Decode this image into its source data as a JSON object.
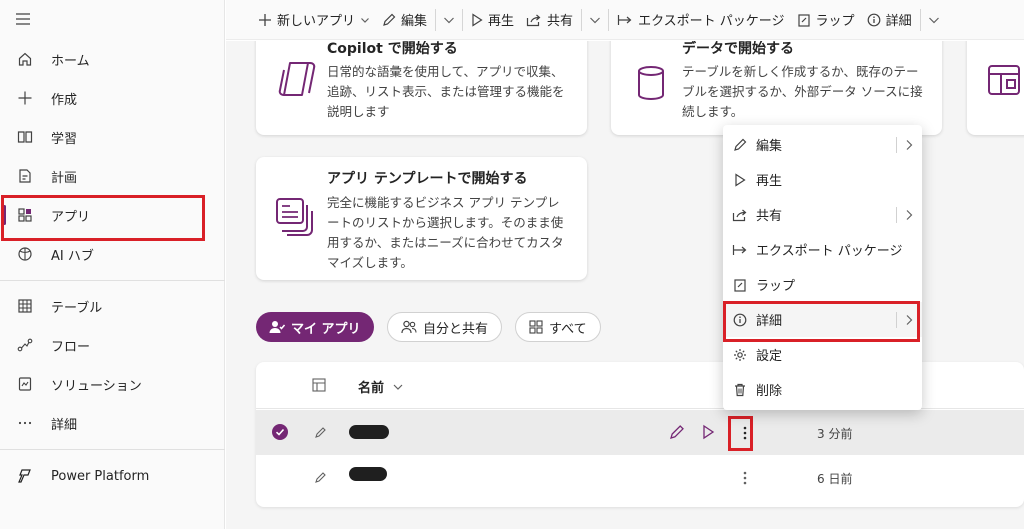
{
  "toolbar": {
    "new_app": "新しいアプリ",
    "edit": "編集",
    "play": "再生",
    "share": "共有",
    "export_package": "エクスポート パッケージ",
    "wrap": "ラップ",
    "details": "詳細"
  },
  "sidebar": {
    "items": [
      {
        "label": "ホーム",
        "icon": "home-icon"
      },
      {
        "label": "作成",
        "icon": "plus-icon"
      },
      {
        "label": "学習",
        "icon": "book-icon"
      },
      {
        "label": "計画",
        "icon": "plan-icon"
      },
      {
        "label": "アプリ",
        "icon": "apps-icon",
        "active": true
      },
      {
        "label": "AI ハブ",
        "icon": "ai-hub-icon"
      },
      {
        "label": "テーブル",
        "icon": "table-icon"
      },
      {
        "label": "フロー",
        "icon": "flow-icon"
      },
      {
        "label": "ソリューション",
        "icon": "solution-icon"
      },
      {
        "label": "詳細",
        "icon": "more-icon"
      },
      {
        "label": "Power Platform",
        "icon": "power-platform-icon"
      }
    ]
  },
  "cards": {
    "copilot": {
      "title": "Copilot で開始する",
      "desc": "日常的な語彙を使用して、アプリで収集、追跡、リスト表示、または管理する機能を説明します"
    },
    "data": {
      "title": "データで開始する",
      "desc": "テーブルを新しく作成するか、既存のテーブルを選択するか、外部データ ソースに接続します。"
    },
    "template": {
      "title": "アプリ テンプレートで開始する",
      "desc": "完全に機能するビジネス アプリ テンプレートのリストから選択します。そのまま使用するか、またはニーズに合わせてカスタマイズします。"
    }
  },
  "filters": {
    "my_apps": "マイ アプリ",
    "shared_with_me": "自分と共有",
    "all": "すべて"
  },
  "table": {
    "col_name": "名前",
    "rows": [
      {
        "modified": "3 分前",
        "selected": true
      },
      {
        "modified": "6 日前",
        "selected": false
      }
    ]
  },
  "context_menu": {
    "items": [
      {
        "label": "編集",
        "icon": "pencil-icon",
        "submenu": true
      },
      {
        "label": "再生",
        "icon": "play-icon",
        "submenu": false
      },
      {
        "label": "共有",
        "icon": "share-icon",
        "submenu": true
      },
      {
        "label": "エクスポート パッケージ",
        "icon": "export-icon",
        "submenu": false
      },
      {
        "label": "ラップ",
        "icon": "wrap-icon",
        "submenu": false
      },
      {
        "label": "詳細",
        "icon": "info-icon",
        "submenu": true,
        "highlighted": true
      },
      {
        "label": "設定",
        "icon": "settings-icon",
        "submenu": false
      },
      {
        "label": "削除",
        "icon": "delete-icon",
        "submenu": false
      }
    ]
  },
  "colors": {
    "accent": "#742774",
    "highlight_box": "#d92027"
  }
}
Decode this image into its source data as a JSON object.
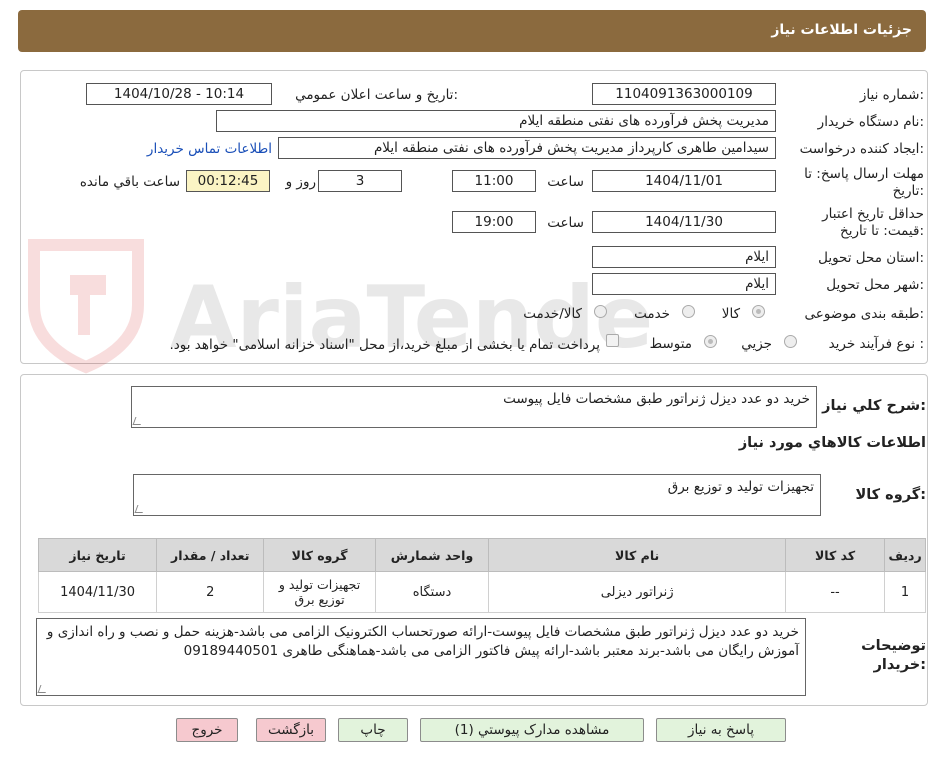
{
  "header": {
    "title": "جزئیات اطلاعات نیاز"
  },
  "fields": {
    "need_number_label": "شماره نیاز:",
    "need_number": "1104091363000109",
    "announce_label": "تاریخ و ساعت اعلان عمومي:",
    "announce_value": "1404/10/28 - 10:14",
    "buyer_org_label": "نام دستگاه خريدار:",
    "buyer_org": "مدیریت پخش فرآورده های نفتی منطقه ایلام",
    "creator_label": "ایجاد کننده درخواست:",
    "creator": "سیدامین طاهری کارپرداز مدیریت پخش فرآورده های نفتی منطقه ایلام",
    "contact_link": "اطلاعات تماس خریدار",
    "deadline_label_1": "مهلت ارسال پاسخ: تا",
    "deadline_label_2": "تاریخ:",
    "deadline_date": "1404/11/01",
    "time_label": "ساعت",
    "deadline_time": "11:00",
    "days_value": "3",
    "days_label": "روز و",
    "remaining_time": "00:12:45",
    "remaining_label": "ساعت باقي مانده",
    "validity_label_1": "حداقل تاریخ اعتبار",
    "validity_label_2": "قیمت: تا تاریخ:",
    "validity_date": "1404/11/30",
    "validity_time_label": "ساعت",
    "validity_time": "19:00",
    "province_label": "استان محل تحویل:",
    "province": "ایلام",
    "city_label": "شهر محل تحویل:",
    "city": "ایلام",
    "category_label": "طبقه بندی موضوعی:",
    "category_options": [
      "کالا",
      "خدمت",
      "کالا/خدمت"
    ],
    "process_label": "نوع فرآیند خرید :",
    "process_options": [
      "جزیي",
      "متوسط"
    ],
    "payment_note": "پرداخت تمام یا بخشی از مبلغ خرید،از محل \"اسناد خزانه اسلامی\" خواهد بود."
  },
  "summary": {
    "label": "شرح کلي نیاز:",
    "text": "خرید دو عدد دیزل ژنراتور طبق مشخصات فایل پیوست",
    "goods_info_title": "اطلاعات کالاهاي مورد نیاز",
    "group_label": "گروه کالا:",
    "group_value": "تجهیزات تولید و توزیع برق"
  },
  "table": {
    "headers": [
      "ردیف",
      "کد کالا",
      "نام کالا",
      "واحد شمارش",
      "گروه کالا",
      "تعداد / مقدار",
      "تاریخ نیاز"
    ],
    "rows": [
      [
        "1",
        "--",
        "ژنراتور دیزلی",
        "دستگاه",
        "تجهیزات تولید و توزیع برق",
        "2",
        "1404/11/30"
      ]
    ]
  },
  "buyer_notes": {
    "label_1": "توضیحات",
    "label_2": "خریدار:",
    "text": "خرید دو عدد دیزل ژنراتور طبق مشخصات فایل پیوست-ارائه صورتحساب الکترونیک الزامی می باشد-هزینه حمل  و نصب و راه اندازی و آموزش  رایگان می باشد-برند معتبر باشد-ارائه پیش فاکتور الزامی می باشد-هماهنگی طاهری 09189440501"
  },
  "buttons": {
    "reply": "پاسخ به نیاز",
    "attachments": "مشاهده مدارک پیوستي (1)",
    "print": "چاپ",
    "back": "بازگشت",
    "exit": "خروج"
  },
  "watermark": {
    "text": "AriaTender.neT"
  },
  "colors": {
    "header": "#8b6a3e",
    "button_green": "#e2f3dc",
    "button_pink": "#f6c9cf",
    "timer_bg": "#fbf4c4",
    "link": "#1a4fb8"
  }
}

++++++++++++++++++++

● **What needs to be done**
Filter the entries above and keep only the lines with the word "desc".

● **Solution to the exercise**
      "desc": "日常的な語彙を使用して、アプリで収集、追跡、リスト表示、または管理する機能を説明します"
      "desc": "テーブルを新しく作成するか、既存のテーブルを選択するか、外部データ ソースに接続します。"
      "desc": "完全に機能するビジネス アプリ テンプレートのリストから選択します。そのまま使用するか、またはニーズに合わせてカスタマイズします。"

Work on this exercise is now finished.